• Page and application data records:
============
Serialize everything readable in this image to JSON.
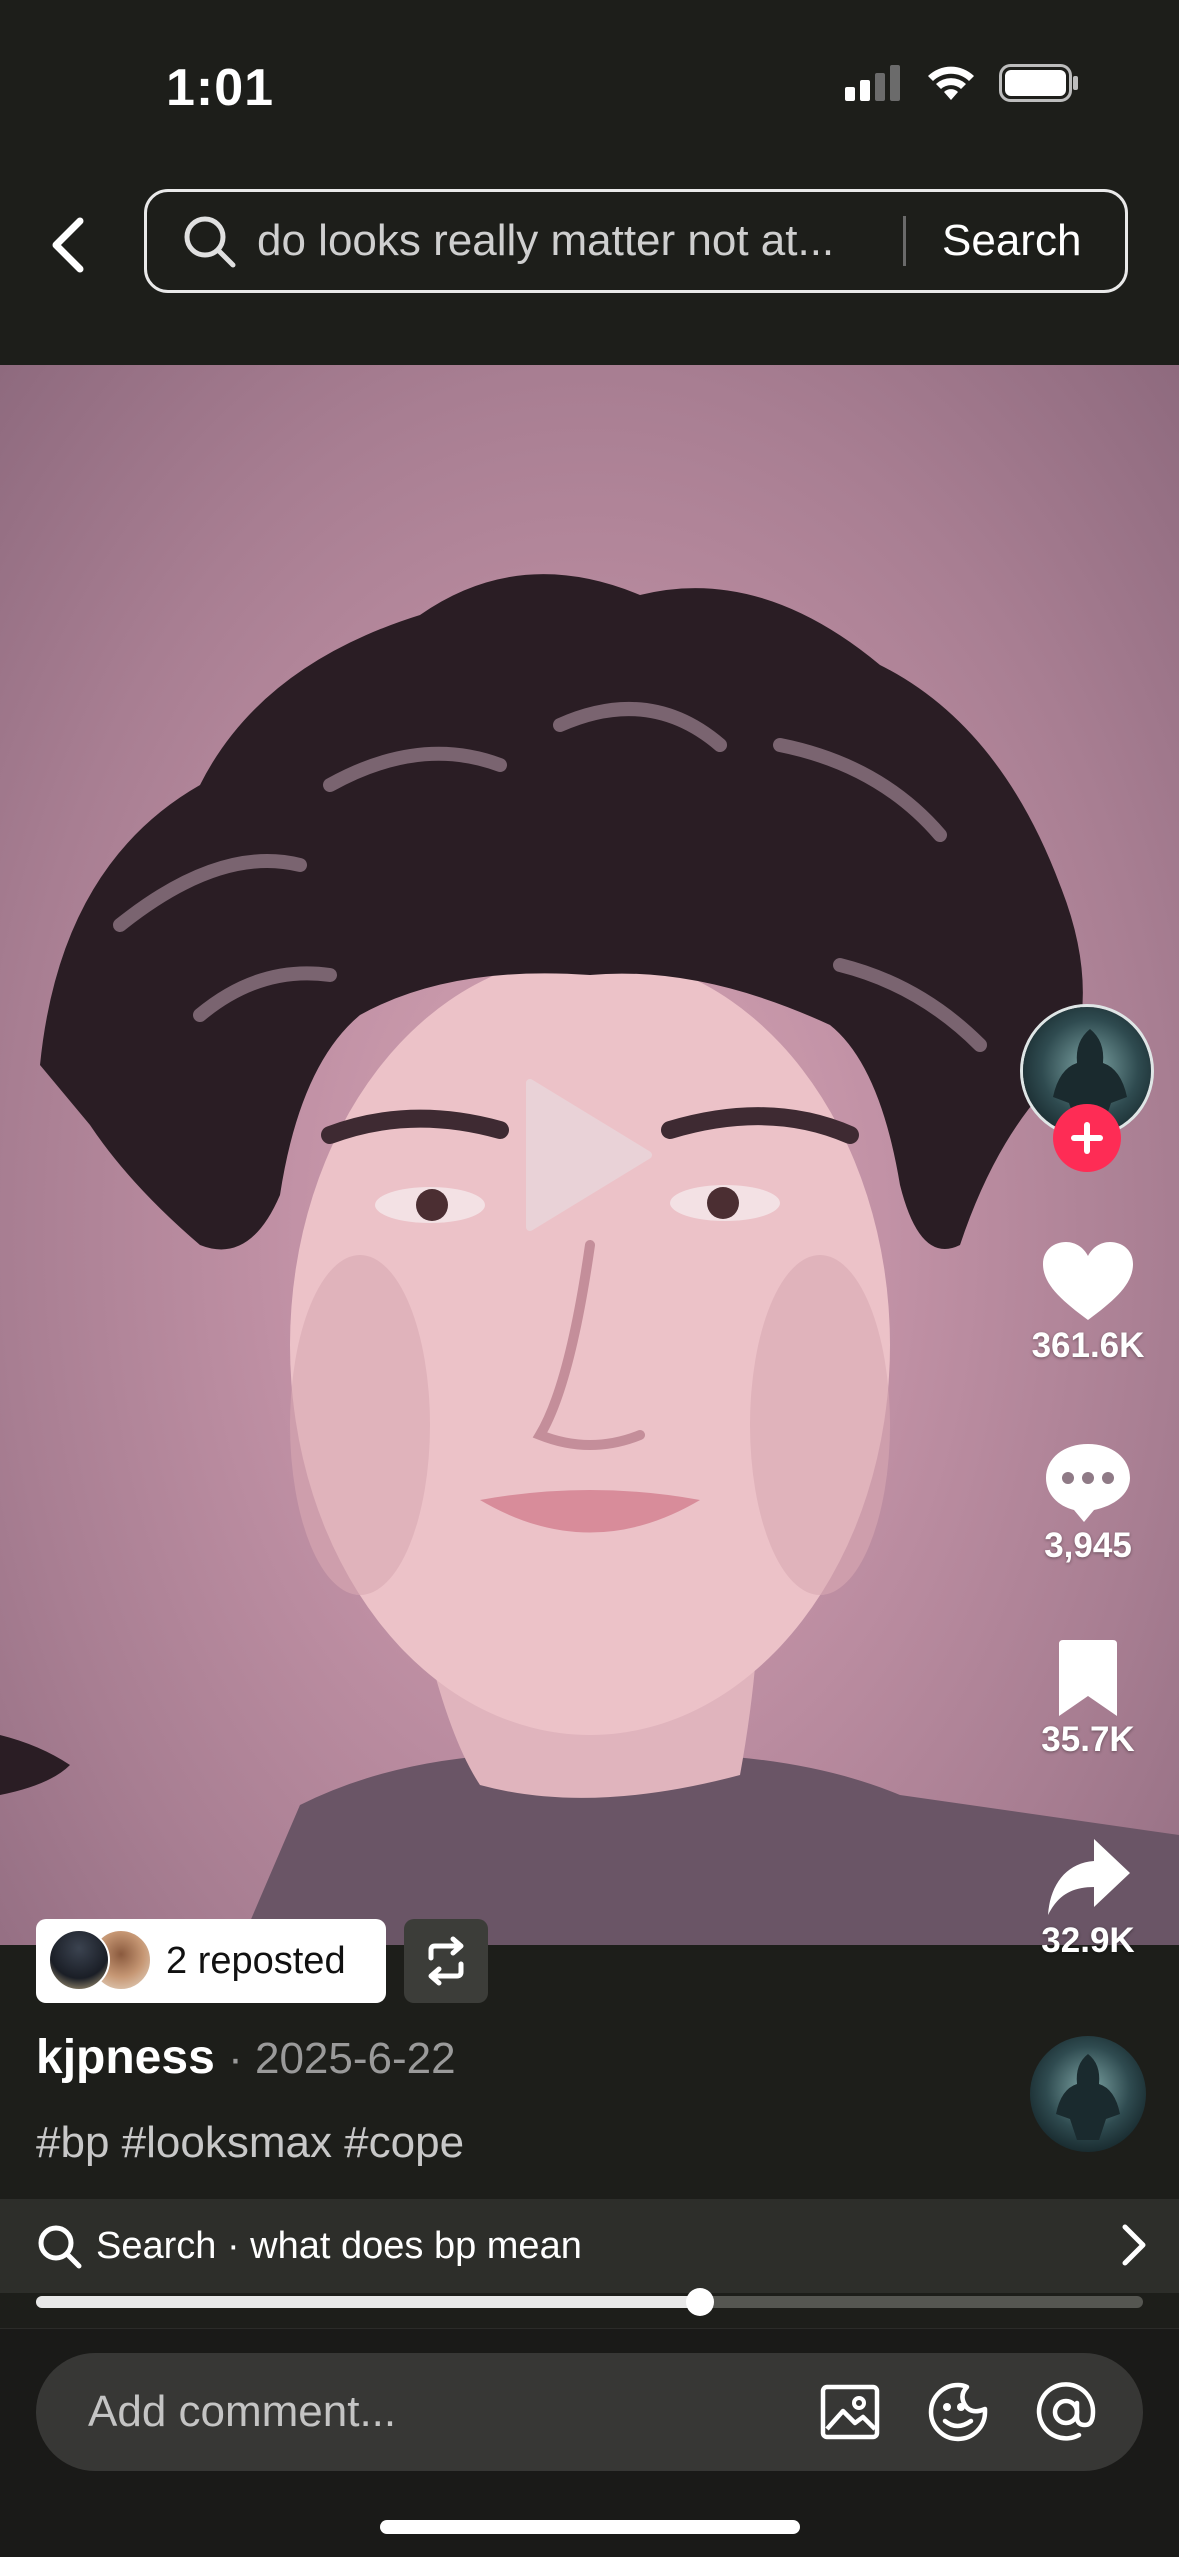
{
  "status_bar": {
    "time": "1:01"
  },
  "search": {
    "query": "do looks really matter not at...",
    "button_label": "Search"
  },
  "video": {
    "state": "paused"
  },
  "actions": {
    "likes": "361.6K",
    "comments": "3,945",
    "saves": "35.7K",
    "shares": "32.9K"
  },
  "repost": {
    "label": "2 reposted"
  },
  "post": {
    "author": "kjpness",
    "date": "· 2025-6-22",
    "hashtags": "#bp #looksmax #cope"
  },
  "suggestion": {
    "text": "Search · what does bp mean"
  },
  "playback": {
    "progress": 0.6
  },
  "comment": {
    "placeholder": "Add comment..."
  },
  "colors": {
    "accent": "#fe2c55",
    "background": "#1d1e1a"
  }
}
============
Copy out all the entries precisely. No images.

Serialize everything readable in this image to JSON.
{
  "status_bar": {
    "time": "1:01"
  },
  "search": {
    "query": "do looks really matter not at...",
    "button_label": "Search"
  },
  "video": {
    "state": "paused"
  },
  "actions": {
    "likes": "361.6K",
    "comments": "3,945",
    "saves": "35.7K",
    "shares": "32.9K"
  },
  "repost": {
    "label": "2 reposted"
  },
  "post": {
    "author": "kjpness",
    "date": "· 2025-6-22",
    "hashtags": "#bp #looksmax #cope"
  },
  "suggestion": {
    "text": "Search · what does bp mean"
  },
  "playback": {
    "progress": 0.6
  },
  "comment": {
    "placeholder": "Add comment..."
  },
  "colors": {
    "accent": "#fe2c55",
    "background": "#1d1e1a"
  }
}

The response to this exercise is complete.